> **EXERCISE DIRECTIONS**: Could you copy out every line of the data where the word "time" occurs?

··· RECORDS FOR THIS EXERCISE ···

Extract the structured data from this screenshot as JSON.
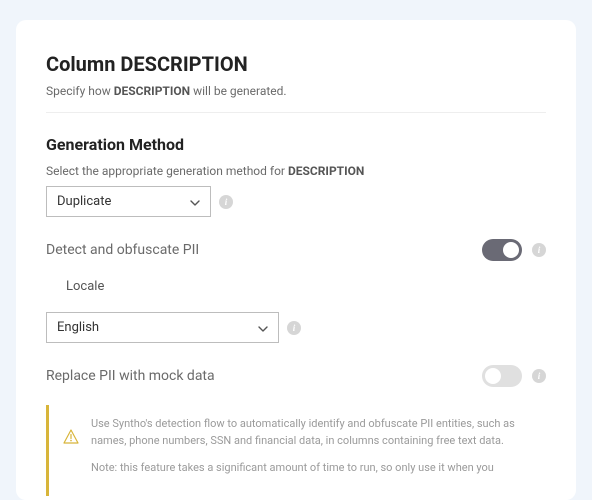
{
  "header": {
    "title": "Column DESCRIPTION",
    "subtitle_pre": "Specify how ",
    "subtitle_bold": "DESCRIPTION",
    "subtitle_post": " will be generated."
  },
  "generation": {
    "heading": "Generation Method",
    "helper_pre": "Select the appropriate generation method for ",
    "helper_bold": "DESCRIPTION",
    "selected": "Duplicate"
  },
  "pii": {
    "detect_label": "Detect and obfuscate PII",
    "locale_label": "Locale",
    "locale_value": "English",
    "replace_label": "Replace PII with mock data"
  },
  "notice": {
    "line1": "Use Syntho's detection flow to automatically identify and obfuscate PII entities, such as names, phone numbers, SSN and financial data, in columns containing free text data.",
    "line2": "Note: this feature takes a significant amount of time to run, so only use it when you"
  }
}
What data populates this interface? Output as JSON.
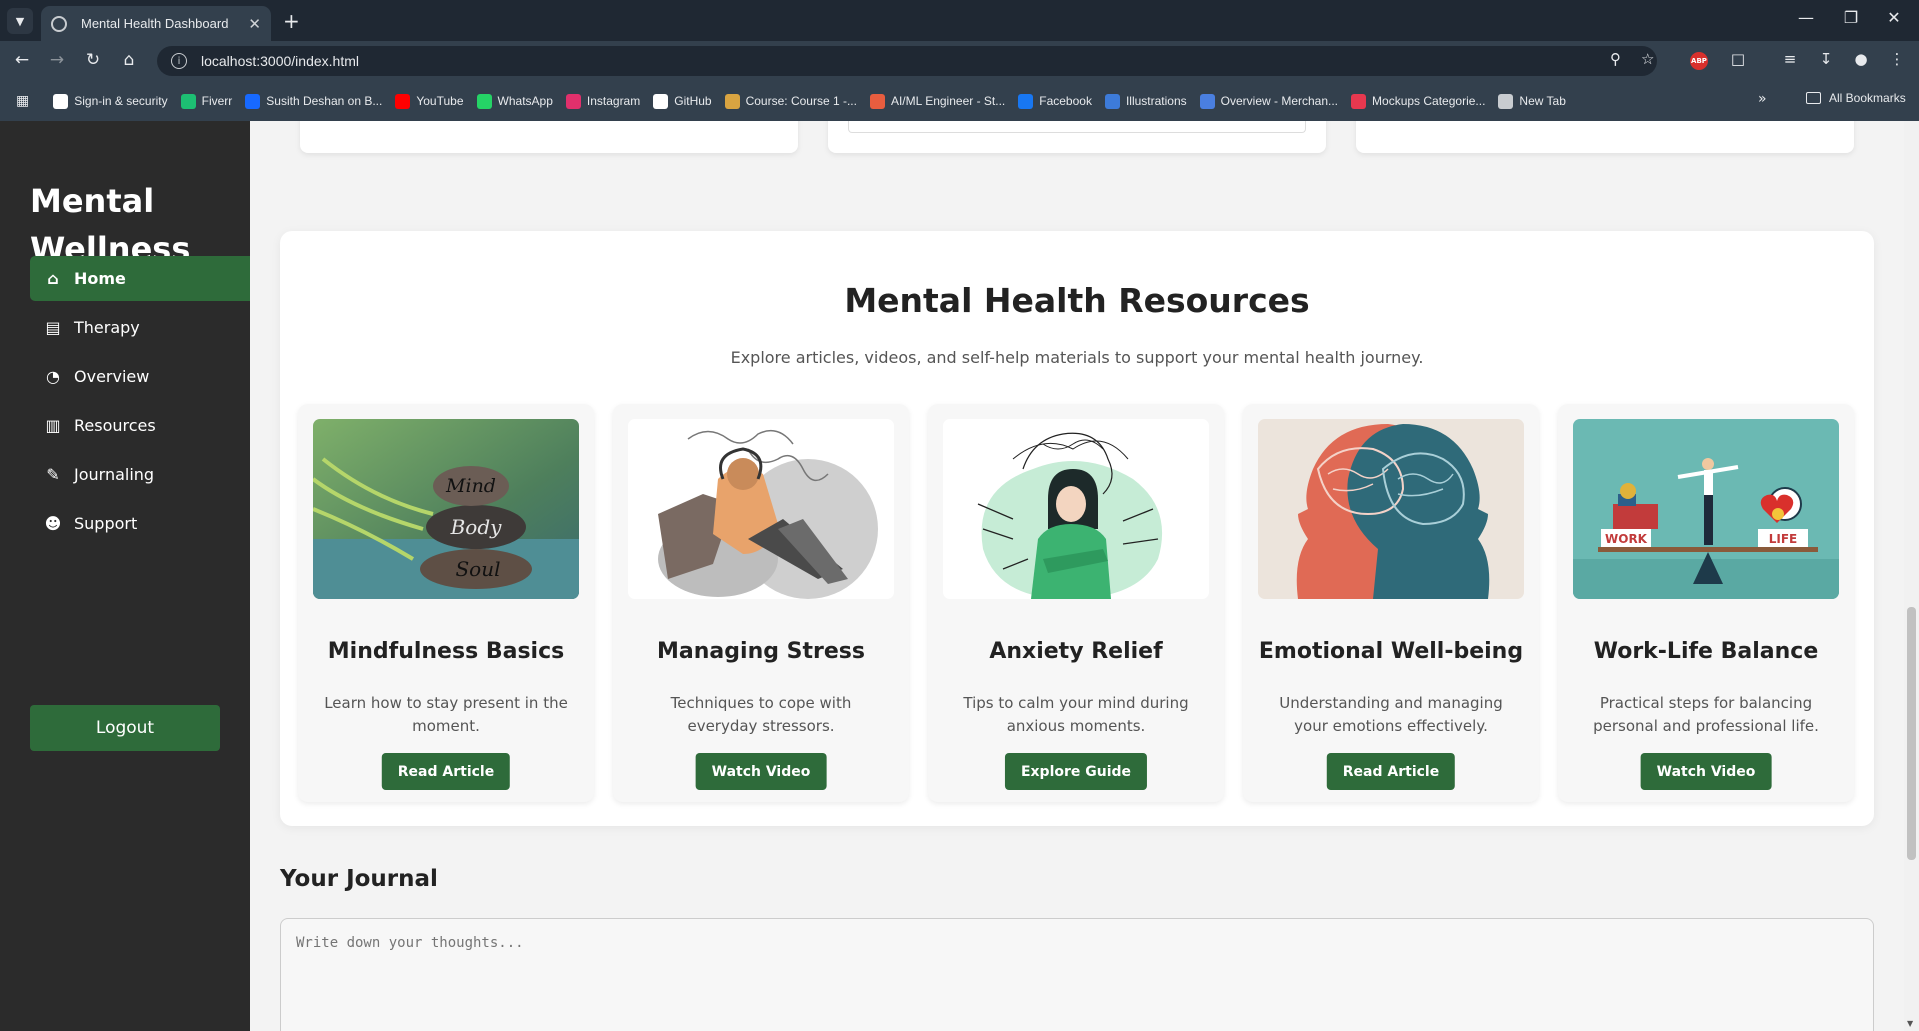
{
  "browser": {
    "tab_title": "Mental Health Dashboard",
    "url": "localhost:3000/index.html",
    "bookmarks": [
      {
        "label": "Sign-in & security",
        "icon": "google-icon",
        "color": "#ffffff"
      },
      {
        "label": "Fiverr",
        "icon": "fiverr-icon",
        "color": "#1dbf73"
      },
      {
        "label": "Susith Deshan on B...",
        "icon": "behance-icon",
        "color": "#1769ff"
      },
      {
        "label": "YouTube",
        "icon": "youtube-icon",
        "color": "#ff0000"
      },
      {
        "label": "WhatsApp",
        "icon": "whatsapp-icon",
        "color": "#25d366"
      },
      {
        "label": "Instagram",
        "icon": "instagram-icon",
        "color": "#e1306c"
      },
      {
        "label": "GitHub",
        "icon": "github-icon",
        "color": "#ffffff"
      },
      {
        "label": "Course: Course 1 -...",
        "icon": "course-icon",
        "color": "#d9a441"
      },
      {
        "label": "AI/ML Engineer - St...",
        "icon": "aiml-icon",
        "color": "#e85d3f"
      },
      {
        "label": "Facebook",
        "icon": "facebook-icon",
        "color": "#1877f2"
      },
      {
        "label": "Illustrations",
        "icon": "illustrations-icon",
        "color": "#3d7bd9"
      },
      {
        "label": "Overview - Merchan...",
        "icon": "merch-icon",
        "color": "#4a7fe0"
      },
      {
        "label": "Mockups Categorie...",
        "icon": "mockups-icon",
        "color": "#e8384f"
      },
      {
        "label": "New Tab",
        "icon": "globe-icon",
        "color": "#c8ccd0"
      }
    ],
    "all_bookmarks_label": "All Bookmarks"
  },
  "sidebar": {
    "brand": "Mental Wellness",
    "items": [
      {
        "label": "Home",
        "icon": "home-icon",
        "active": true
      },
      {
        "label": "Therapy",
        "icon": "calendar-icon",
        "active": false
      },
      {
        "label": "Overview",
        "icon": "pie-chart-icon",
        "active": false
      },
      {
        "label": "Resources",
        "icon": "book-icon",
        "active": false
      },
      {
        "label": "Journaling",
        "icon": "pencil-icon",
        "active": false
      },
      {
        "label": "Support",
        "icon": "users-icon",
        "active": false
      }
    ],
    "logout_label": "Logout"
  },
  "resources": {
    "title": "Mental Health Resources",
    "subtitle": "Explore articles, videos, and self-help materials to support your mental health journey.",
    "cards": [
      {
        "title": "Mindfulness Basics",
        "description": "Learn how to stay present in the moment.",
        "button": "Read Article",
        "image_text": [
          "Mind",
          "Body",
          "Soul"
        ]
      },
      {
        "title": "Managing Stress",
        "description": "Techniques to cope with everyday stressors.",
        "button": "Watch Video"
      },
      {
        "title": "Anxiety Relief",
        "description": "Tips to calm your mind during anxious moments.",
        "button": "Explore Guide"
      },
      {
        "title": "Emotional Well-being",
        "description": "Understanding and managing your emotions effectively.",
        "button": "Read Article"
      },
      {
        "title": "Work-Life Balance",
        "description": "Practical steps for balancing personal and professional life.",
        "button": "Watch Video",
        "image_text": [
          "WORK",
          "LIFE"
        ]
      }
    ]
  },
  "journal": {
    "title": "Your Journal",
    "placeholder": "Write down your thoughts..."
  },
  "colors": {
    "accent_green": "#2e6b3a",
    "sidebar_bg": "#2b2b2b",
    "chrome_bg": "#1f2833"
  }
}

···
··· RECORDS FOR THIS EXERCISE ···

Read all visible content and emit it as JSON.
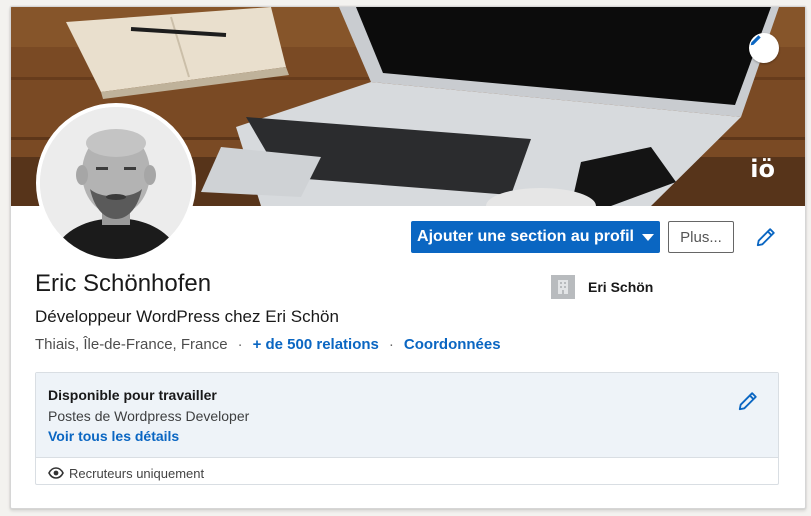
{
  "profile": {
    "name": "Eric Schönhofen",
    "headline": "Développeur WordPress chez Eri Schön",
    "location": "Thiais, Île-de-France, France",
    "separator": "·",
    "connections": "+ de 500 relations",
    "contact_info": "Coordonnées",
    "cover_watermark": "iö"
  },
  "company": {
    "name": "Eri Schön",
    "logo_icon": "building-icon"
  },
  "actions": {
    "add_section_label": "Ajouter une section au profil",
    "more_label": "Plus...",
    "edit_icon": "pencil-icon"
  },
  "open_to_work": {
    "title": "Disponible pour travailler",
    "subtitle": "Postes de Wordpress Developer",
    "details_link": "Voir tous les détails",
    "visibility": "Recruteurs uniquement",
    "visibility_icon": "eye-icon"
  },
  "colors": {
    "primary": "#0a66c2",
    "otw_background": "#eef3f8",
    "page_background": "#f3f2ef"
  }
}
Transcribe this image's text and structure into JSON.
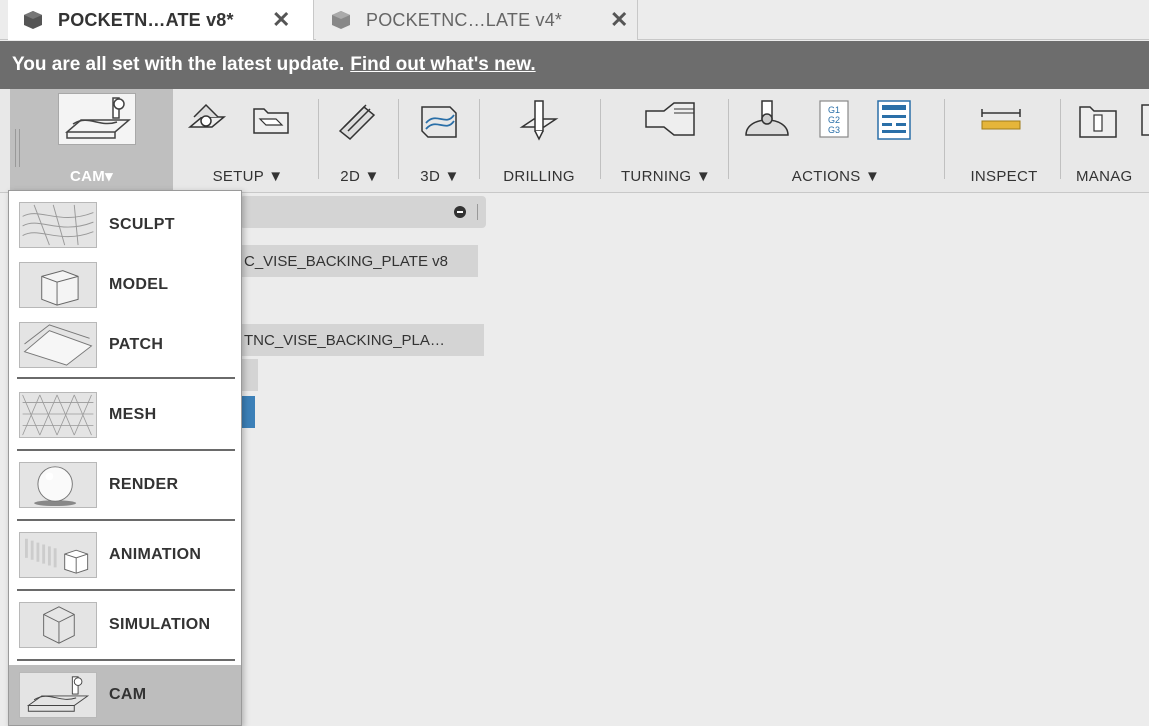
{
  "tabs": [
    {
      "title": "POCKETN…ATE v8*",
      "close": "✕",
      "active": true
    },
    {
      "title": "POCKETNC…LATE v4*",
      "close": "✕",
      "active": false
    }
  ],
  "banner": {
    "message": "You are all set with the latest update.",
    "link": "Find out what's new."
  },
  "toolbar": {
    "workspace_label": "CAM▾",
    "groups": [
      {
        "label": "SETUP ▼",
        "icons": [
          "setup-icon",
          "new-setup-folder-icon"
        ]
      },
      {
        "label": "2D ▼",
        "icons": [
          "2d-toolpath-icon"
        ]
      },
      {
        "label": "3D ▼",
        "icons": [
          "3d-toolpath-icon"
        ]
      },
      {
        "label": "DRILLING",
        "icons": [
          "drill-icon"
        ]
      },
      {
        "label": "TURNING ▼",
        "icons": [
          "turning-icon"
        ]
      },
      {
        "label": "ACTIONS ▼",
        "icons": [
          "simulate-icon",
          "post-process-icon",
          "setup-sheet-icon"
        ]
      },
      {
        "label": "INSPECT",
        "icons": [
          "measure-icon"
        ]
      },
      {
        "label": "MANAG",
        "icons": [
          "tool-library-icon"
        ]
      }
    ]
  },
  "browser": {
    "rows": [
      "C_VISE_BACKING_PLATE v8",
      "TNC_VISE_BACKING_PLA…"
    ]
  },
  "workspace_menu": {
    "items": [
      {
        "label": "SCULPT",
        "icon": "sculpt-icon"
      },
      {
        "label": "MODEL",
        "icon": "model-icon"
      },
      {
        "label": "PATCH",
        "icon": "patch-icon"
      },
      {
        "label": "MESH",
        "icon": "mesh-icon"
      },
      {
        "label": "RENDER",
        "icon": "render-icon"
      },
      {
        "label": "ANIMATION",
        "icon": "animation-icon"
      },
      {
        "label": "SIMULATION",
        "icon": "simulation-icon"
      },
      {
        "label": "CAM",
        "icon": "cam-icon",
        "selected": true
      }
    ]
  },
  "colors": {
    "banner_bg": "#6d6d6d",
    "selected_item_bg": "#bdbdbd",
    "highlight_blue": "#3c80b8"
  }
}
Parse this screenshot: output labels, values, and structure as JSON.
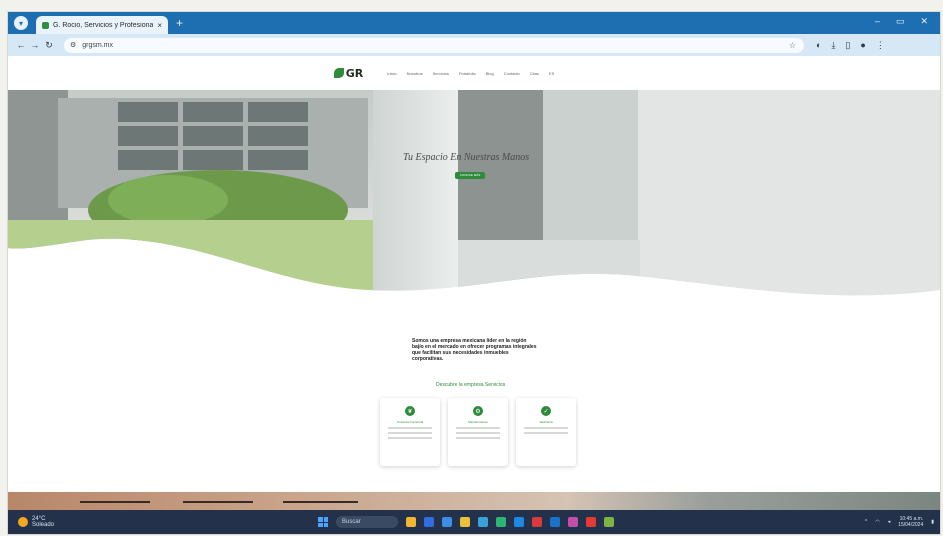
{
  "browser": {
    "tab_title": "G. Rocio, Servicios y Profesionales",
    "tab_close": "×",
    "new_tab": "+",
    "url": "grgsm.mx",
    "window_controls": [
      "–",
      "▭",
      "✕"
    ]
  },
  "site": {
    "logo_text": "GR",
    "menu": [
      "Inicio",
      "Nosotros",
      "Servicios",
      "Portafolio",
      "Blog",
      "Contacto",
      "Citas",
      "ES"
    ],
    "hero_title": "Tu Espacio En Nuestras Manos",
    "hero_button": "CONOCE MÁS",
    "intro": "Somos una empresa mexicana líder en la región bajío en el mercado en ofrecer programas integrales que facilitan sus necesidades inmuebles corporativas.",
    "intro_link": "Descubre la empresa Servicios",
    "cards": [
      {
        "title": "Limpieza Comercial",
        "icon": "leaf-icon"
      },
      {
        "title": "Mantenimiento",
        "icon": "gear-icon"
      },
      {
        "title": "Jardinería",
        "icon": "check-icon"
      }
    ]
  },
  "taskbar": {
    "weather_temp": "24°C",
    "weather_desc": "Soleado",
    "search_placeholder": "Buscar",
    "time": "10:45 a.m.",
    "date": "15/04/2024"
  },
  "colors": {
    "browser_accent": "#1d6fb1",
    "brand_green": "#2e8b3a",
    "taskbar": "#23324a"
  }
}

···
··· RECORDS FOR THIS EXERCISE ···

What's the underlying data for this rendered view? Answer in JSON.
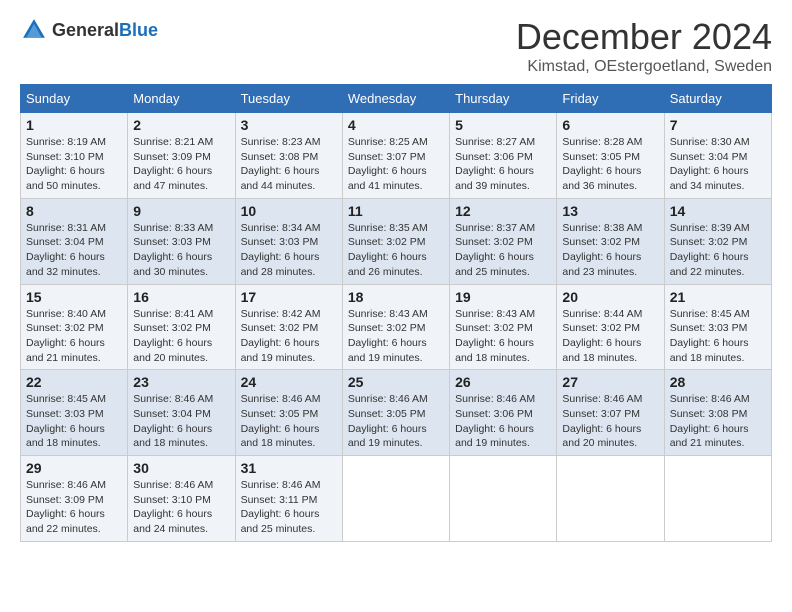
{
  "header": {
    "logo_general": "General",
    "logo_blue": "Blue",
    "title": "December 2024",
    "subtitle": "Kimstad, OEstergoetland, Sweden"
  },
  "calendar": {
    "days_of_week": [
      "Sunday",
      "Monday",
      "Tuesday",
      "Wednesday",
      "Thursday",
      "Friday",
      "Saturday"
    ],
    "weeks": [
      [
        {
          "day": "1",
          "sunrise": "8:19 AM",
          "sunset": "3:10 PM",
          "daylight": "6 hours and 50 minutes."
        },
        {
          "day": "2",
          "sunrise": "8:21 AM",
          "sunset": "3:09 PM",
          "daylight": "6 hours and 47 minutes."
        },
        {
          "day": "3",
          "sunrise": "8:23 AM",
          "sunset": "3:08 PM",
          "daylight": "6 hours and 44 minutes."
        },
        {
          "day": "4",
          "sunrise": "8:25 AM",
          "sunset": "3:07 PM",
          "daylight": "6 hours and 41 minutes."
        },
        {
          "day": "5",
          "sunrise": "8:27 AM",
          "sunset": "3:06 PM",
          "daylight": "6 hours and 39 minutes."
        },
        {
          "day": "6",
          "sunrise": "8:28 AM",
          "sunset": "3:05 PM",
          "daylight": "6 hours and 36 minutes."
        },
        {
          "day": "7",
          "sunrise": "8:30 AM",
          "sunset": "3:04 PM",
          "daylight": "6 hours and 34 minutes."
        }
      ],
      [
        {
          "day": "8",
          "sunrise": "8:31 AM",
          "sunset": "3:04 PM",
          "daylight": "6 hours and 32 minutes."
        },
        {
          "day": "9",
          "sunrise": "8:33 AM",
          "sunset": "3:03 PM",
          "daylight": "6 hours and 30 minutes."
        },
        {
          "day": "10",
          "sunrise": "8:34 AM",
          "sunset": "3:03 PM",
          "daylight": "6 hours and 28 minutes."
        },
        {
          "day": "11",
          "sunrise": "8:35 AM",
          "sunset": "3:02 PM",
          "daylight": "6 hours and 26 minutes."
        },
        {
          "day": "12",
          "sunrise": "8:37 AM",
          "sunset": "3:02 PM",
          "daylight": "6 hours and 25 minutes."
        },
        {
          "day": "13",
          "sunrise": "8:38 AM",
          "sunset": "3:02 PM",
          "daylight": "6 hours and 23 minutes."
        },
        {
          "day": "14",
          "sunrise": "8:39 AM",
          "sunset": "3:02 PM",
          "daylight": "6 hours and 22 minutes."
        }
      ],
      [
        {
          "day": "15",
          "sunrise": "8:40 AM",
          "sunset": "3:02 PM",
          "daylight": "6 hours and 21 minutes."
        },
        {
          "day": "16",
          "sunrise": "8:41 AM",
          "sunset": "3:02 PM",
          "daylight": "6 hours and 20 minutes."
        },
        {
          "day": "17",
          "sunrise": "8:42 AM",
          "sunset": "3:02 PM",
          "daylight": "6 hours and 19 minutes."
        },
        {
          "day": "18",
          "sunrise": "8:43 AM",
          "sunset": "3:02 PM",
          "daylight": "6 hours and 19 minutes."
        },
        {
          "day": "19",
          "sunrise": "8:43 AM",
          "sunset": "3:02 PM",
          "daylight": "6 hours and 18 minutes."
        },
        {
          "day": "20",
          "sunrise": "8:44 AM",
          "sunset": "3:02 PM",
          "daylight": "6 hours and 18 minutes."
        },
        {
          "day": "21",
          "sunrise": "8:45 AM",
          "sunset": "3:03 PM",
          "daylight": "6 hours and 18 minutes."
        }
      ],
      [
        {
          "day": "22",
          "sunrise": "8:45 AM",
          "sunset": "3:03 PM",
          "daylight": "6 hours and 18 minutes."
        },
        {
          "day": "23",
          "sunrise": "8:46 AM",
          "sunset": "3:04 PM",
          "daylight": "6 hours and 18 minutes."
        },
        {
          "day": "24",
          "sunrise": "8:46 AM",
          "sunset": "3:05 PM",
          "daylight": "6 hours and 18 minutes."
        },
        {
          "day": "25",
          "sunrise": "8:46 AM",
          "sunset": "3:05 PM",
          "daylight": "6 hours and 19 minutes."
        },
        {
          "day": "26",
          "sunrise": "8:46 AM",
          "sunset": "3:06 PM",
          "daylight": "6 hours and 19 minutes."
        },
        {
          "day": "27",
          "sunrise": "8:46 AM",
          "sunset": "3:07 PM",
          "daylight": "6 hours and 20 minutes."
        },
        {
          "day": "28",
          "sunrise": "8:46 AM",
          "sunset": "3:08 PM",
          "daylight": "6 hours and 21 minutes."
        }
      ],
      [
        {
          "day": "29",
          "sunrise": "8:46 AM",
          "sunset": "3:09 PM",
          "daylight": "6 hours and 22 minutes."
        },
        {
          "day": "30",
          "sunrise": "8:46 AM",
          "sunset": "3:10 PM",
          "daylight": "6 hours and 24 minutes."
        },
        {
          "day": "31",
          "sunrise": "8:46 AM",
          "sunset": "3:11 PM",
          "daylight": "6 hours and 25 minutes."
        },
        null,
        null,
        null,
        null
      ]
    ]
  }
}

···

> **EXERCISE SOLUTION**:
    "line2": "Note: this feature takes a significant amount of time to run, so only use it when you"
    "time": "10:45 a.m.",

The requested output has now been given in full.